WHAT TO WORK ON => Within the records, which lines hold the string "JSON"? Report each one by copying it.

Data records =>
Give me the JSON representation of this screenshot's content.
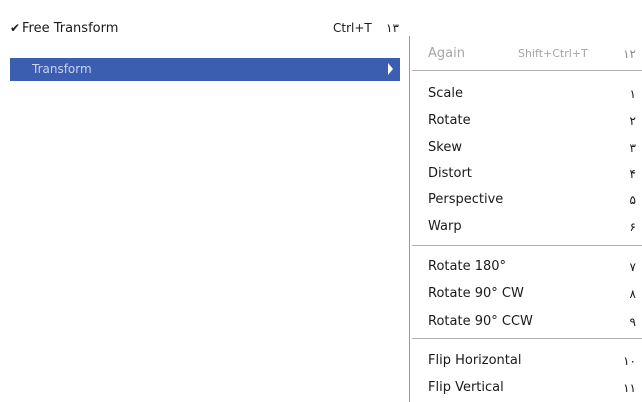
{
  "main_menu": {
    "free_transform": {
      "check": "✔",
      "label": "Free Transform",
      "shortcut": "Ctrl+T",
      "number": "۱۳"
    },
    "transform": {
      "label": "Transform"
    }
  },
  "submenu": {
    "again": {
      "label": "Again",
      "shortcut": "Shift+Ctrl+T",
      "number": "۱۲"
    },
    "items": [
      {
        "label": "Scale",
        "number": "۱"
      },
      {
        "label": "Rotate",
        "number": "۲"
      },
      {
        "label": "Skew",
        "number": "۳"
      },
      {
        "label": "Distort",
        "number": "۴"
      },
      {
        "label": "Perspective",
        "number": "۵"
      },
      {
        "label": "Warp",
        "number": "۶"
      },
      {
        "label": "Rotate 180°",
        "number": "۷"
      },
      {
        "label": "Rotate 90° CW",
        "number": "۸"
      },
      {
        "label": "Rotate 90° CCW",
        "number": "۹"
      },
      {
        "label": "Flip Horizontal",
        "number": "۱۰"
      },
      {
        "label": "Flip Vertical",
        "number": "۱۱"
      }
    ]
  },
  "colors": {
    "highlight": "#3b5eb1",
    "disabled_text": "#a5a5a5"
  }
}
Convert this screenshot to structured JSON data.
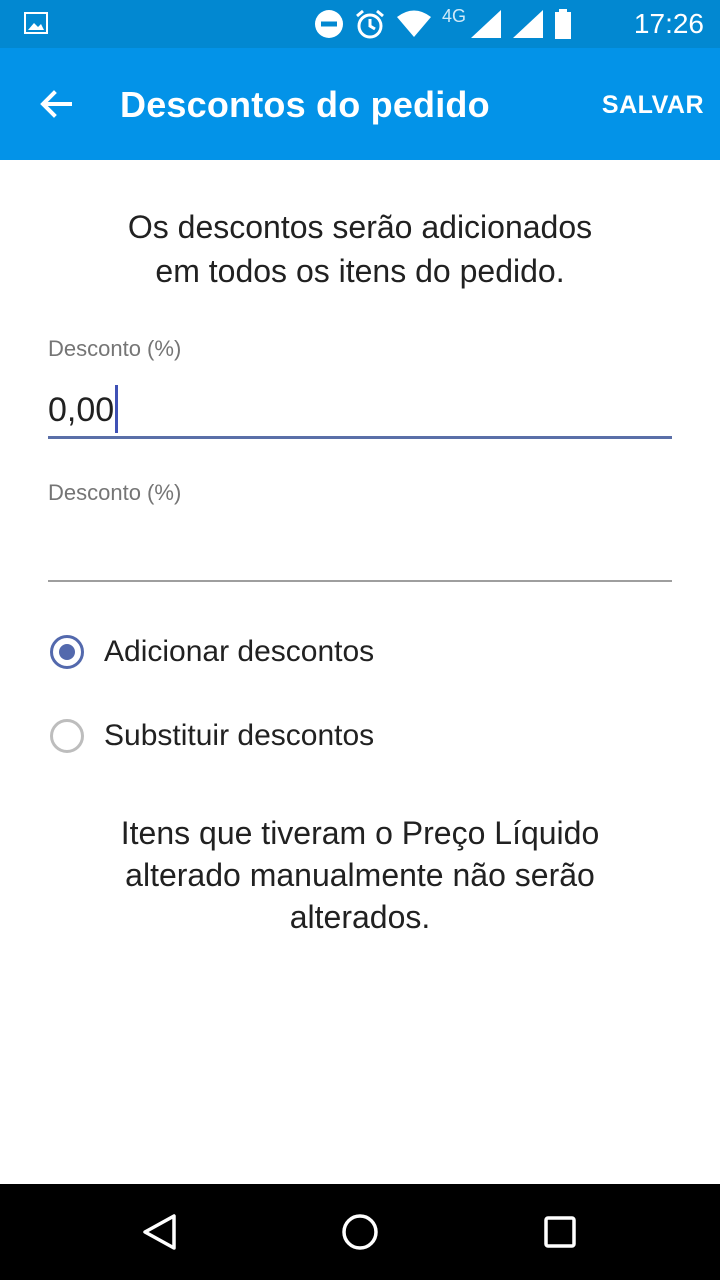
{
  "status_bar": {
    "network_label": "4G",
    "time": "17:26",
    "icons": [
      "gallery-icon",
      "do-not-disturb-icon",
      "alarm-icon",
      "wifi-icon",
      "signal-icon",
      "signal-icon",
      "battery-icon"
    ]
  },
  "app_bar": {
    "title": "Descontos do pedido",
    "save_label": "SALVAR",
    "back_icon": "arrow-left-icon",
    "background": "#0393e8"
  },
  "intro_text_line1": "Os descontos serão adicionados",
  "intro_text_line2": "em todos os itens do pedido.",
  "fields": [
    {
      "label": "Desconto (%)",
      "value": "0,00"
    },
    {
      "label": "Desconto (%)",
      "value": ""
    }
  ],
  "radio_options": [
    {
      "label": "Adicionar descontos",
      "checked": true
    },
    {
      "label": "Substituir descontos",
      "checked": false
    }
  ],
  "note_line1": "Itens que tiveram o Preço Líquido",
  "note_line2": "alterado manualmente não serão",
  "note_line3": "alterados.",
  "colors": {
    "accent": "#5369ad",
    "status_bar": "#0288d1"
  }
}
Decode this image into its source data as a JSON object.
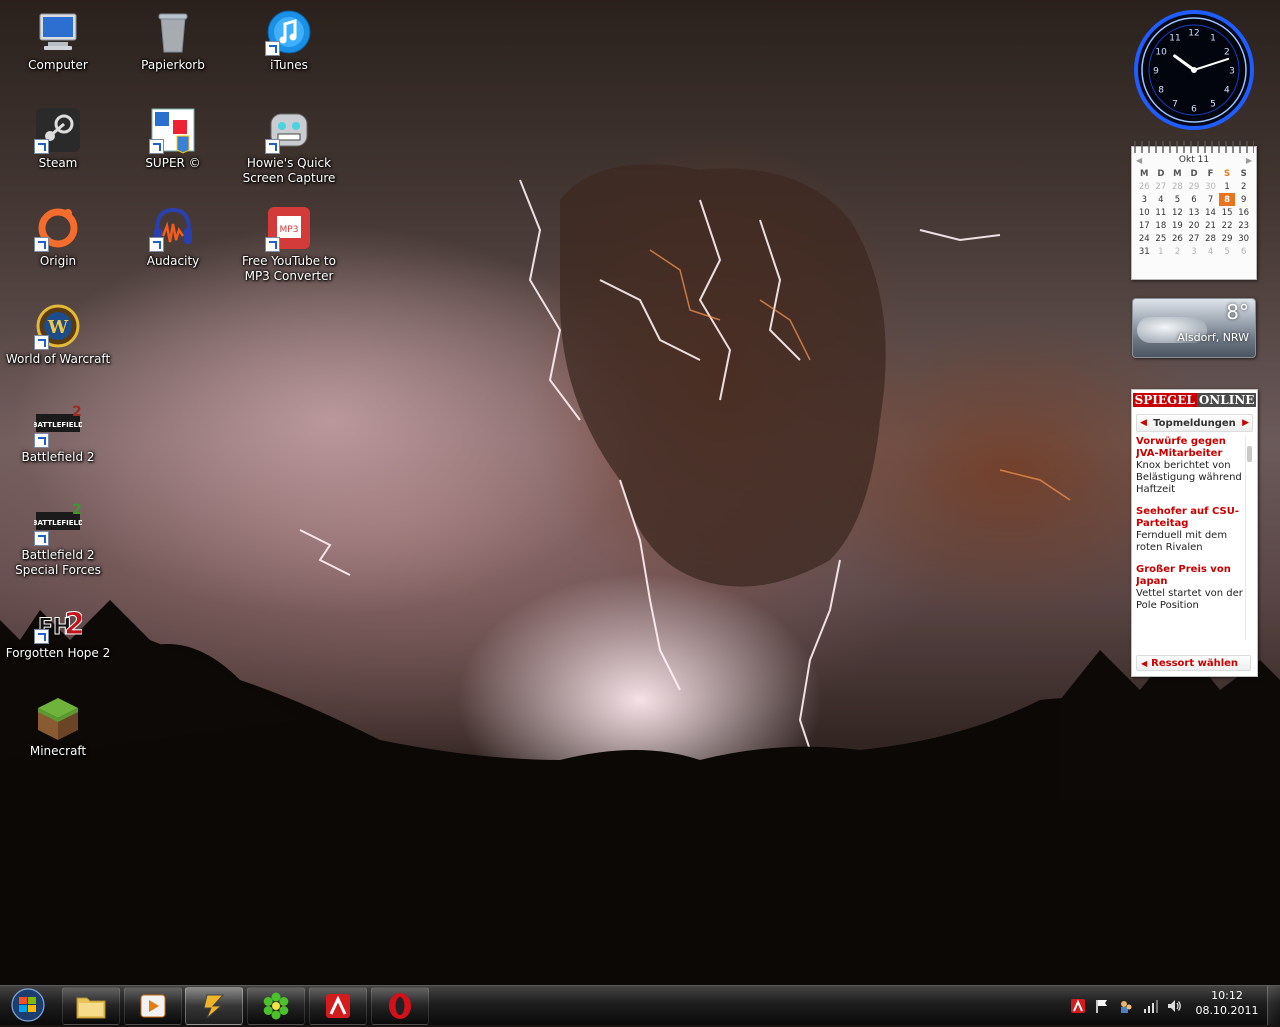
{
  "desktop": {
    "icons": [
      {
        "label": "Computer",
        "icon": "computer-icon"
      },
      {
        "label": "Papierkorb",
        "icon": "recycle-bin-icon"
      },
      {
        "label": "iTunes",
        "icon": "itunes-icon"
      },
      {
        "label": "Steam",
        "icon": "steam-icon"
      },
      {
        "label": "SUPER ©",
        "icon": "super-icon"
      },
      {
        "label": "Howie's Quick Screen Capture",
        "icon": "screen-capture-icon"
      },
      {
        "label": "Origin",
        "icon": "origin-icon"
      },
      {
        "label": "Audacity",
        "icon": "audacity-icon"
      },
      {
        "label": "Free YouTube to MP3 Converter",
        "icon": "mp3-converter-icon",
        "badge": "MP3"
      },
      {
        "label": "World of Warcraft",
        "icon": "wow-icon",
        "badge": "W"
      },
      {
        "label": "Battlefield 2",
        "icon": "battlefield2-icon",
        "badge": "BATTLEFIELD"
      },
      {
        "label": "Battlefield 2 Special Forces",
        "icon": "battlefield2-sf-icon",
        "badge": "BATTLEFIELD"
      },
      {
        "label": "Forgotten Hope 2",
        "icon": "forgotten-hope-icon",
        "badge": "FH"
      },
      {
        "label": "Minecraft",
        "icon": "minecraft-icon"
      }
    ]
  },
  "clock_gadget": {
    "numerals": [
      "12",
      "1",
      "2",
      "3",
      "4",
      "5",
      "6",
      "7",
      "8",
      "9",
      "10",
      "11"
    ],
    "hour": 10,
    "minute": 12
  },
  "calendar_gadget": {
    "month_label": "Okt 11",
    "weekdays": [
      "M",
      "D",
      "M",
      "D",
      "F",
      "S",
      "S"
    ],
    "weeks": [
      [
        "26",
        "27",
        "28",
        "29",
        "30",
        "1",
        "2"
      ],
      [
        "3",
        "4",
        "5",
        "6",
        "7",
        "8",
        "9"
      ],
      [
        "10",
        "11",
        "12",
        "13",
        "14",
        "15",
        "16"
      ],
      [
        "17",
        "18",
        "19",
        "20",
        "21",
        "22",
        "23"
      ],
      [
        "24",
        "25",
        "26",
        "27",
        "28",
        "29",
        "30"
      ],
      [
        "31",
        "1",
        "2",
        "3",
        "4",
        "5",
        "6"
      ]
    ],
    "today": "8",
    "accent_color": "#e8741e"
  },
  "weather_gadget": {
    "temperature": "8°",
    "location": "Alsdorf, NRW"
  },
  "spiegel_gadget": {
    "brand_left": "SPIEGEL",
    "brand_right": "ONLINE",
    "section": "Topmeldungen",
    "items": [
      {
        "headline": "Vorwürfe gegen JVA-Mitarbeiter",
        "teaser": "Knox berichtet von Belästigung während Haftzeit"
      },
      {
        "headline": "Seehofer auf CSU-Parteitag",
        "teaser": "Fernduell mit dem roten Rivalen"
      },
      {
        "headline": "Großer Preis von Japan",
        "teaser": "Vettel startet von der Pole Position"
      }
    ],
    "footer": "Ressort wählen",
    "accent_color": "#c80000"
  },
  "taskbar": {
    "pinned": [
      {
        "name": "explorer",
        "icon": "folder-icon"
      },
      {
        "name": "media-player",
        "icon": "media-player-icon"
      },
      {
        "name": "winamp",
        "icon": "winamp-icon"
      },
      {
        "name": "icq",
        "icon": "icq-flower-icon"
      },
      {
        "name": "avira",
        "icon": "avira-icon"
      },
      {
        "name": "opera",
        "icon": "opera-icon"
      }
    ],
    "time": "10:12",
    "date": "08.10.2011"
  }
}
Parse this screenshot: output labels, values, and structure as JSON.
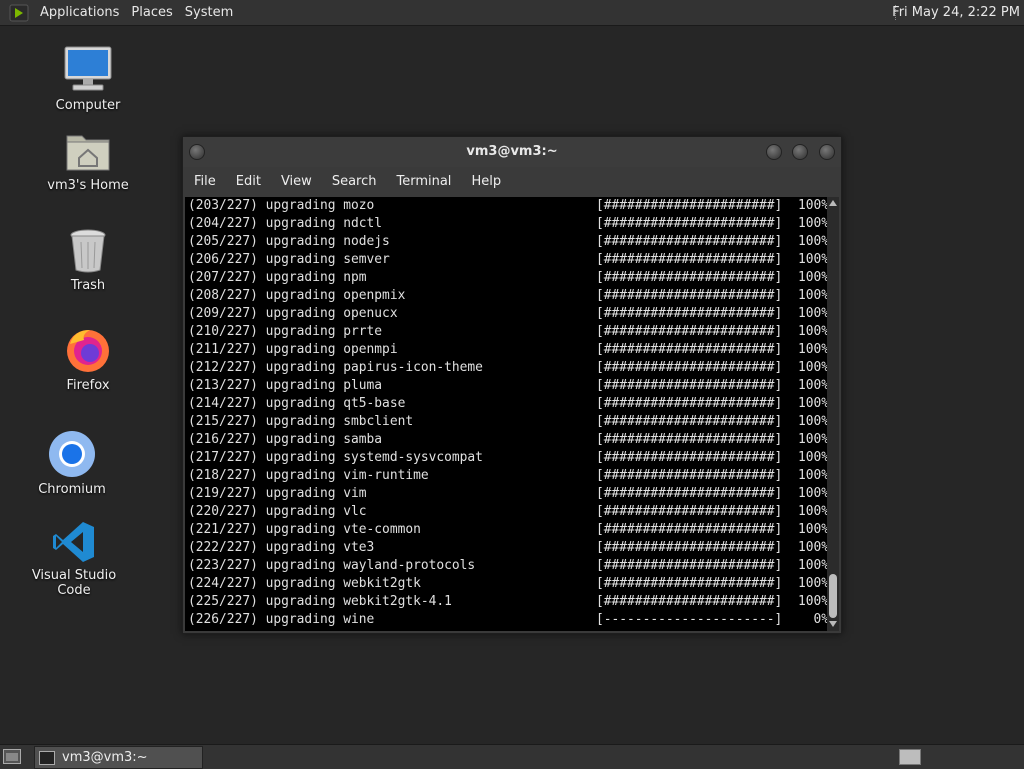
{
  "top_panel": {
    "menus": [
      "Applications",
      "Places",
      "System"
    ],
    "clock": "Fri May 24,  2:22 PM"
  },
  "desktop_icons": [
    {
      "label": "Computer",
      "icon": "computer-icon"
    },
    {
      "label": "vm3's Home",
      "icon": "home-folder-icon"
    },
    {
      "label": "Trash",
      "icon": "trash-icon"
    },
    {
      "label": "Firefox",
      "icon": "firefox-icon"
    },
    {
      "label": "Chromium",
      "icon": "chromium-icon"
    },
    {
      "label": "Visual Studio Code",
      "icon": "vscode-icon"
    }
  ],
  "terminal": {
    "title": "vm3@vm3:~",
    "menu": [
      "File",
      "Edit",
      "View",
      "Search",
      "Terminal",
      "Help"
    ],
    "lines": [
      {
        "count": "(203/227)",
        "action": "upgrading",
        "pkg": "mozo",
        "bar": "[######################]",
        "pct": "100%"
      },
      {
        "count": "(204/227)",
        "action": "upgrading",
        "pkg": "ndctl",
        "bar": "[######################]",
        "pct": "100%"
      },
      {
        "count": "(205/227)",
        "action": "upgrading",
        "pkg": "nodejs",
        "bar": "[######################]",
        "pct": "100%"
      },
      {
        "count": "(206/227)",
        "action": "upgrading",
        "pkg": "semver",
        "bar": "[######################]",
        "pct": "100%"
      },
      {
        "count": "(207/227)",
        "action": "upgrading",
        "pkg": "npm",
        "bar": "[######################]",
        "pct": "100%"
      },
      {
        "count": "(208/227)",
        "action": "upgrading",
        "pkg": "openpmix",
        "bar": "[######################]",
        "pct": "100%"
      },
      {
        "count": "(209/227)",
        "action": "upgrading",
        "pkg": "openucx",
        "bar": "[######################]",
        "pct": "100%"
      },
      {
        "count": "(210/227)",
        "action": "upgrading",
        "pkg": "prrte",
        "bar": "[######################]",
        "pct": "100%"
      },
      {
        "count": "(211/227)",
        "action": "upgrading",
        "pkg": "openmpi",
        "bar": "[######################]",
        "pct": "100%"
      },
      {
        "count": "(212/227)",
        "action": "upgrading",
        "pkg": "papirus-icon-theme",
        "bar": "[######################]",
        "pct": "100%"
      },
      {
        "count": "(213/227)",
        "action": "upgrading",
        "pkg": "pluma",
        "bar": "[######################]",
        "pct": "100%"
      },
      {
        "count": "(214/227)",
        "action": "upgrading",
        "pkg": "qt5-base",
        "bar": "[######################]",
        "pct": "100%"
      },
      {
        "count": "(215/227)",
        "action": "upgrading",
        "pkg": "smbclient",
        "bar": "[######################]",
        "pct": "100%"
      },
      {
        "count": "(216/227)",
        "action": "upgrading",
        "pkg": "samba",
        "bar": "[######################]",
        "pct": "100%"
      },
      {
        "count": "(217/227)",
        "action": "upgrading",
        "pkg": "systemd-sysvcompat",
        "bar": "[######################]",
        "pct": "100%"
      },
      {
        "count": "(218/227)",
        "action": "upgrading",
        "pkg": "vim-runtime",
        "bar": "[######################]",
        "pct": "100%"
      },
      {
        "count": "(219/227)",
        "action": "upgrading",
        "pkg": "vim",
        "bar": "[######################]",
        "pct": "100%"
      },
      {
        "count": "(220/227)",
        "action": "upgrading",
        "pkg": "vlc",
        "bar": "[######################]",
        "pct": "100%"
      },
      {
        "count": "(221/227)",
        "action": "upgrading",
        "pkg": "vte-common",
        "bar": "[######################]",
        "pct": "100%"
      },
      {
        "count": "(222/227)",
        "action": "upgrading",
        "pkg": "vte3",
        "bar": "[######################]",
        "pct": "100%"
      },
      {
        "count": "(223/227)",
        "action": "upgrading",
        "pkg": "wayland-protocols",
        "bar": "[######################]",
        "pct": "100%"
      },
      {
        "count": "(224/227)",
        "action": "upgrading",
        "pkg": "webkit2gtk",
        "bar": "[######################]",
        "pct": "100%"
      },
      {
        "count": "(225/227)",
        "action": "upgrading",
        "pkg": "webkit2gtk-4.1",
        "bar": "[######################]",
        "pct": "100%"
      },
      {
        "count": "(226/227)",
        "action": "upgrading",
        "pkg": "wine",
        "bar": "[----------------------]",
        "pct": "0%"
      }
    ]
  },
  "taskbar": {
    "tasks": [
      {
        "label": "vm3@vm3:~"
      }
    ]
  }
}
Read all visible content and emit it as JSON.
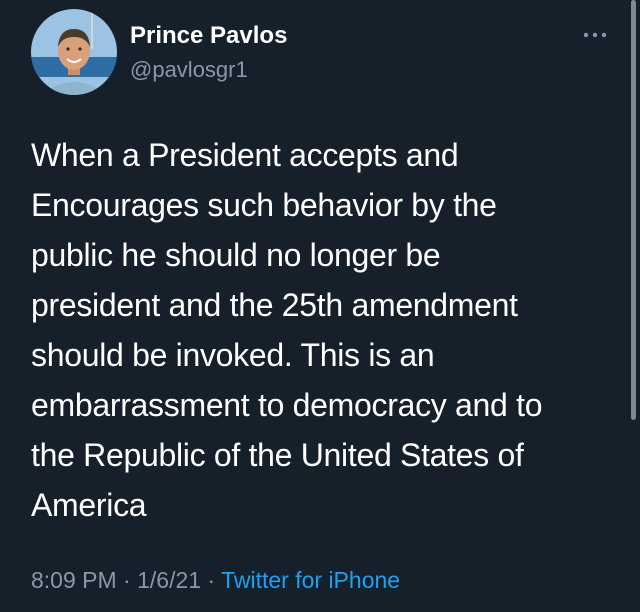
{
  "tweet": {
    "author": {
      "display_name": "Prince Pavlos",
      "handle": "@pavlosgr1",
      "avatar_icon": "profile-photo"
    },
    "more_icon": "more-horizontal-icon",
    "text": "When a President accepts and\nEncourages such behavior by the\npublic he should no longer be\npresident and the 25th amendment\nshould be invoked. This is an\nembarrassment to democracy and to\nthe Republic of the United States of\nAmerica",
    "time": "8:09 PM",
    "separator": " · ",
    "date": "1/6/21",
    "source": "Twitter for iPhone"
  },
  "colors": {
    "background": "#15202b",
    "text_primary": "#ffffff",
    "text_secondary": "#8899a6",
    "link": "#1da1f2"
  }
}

RESPONSE TO THIS TASK =>
Give me the JSON representation of this screenshot's content.
Convert this screenshot to structured JSON data.
Decode this image into its source data as a JSON object.
Parse this screenshot: output labels, values, and structure as JSON.
Read all visible content and emit it as JSON.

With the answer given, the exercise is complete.